▸ WHAT IS BEING ASKED:
Count the lines below that hold the word "BIRYANI" and say how many, with no other text.

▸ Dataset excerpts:
/---

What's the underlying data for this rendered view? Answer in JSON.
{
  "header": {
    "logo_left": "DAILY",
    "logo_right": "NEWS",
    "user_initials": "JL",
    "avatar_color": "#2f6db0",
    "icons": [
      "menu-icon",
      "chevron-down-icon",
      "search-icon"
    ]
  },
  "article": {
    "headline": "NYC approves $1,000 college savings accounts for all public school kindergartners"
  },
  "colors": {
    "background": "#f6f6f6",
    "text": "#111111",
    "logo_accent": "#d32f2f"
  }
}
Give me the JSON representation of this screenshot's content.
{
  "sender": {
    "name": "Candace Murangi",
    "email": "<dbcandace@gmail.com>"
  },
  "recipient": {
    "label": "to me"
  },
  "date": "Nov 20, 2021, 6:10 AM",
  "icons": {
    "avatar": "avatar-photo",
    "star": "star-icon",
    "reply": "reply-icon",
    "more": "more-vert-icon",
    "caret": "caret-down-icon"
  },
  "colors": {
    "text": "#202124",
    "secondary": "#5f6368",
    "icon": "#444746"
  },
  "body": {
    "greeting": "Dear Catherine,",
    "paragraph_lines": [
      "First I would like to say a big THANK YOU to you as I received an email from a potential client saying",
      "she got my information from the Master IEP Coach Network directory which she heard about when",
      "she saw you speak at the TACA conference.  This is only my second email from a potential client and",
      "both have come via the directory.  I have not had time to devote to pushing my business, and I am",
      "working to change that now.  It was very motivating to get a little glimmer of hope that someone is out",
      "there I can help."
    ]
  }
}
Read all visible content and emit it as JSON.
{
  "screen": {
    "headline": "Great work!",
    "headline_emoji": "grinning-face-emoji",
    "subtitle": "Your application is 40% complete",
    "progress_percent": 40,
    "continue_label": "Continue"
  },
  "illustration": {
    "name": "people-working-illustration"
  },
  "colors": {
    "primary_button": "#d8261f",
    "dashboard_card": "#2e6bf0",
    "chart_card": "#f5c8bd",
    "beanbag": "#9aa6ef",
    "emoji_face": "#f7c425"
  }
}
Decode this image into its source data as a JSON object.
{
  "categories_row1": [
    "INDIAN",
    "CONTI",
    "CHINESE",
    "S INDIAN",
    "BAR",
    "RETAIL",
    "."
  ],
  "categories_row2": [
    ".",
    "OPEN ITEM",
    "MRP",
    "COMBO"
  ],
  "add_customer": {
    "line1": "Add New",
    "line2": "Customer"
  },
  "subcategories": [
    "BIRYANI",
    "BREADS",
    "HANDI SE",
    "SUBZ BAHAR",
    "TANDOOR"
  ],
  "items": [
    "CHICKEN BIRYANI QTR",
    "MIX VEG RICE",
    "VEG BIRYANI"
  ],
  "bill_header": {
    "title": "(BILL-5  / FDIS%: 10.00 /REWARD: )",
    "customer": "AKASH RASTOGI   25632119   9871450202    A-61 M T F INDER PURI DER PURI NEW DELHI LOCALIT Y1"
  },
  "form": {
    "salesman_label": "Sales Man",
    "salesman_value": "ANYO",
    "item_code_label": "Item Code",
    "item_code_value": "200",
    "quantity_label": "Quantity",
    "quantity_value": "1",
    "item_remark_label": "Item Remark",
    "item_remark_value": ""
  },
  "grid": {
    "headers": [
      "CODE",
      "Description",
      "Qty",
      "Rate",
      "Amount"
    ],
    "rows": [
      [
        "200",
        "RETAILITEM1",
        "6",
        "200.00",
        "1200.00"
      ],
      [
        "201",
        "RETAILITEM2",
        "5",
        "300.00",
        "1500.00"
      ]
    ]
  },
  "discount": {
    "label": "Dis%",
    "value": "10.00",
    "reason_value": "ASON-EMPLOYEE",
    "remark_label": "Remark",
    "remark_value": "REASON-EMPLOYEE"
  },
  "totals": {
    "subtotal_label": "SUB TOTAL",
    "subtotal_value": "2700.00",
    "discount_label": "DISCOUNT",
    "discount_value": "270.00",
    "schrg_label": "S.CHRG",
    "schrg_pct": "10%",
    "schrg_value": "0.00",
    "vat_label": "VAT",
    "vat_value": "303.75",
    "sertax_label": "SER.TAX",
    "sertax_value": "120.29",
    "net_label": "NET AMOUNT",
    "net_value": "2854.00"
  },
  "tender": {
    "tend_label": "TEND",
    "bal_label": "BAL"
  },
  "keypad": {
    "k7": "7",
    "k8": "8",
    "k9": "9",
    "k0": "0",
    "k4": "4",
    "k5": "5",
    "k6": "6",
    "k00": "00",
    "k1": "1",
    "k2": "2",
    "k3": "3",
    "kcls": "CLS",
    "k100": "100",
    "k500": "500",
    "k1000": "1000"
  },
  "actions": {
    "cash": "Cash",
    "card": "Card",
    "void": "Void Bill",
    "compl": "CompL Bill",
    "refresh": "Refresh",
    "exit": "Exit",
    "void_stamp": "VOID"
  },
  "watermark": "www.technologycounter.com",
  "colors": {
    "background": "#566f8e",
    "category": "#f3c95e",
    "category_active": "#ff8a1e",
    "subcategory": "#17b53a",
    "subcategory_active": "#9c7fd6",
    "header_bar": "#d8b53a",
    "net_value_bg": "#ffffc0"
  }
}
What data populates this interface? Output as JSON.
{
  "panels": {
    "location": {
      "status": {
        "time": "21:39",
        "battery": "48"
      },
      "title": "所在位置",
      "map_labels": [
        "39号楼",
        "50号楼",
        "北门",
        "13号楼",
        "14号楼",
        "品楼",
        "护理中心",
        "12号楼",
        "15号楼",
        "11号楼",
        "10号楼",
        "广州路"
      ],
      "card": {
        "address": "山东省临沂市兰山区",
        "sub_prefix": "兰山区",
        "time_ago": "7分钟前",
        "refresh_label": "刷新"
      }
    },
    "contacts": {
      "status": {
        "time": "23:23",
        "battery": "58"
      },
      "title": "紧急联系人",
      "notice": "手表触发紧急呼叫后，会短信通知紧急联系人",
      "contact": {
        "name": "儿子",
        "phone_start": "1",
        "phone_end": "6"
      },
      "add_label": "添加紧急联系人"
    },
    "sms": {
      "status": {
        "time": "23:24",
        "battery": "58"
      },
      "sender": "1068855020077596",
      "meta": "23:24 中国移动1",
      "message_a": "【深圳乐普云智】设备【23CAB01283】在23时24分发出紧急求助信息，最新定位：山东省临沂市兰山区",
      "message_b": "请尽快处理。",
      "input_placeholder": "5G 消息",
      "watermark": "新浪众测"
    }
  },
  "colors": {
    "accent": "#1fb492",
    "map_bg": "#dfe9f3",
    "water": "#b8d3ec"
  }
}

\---

▸ SOLVED PROBLEM:
3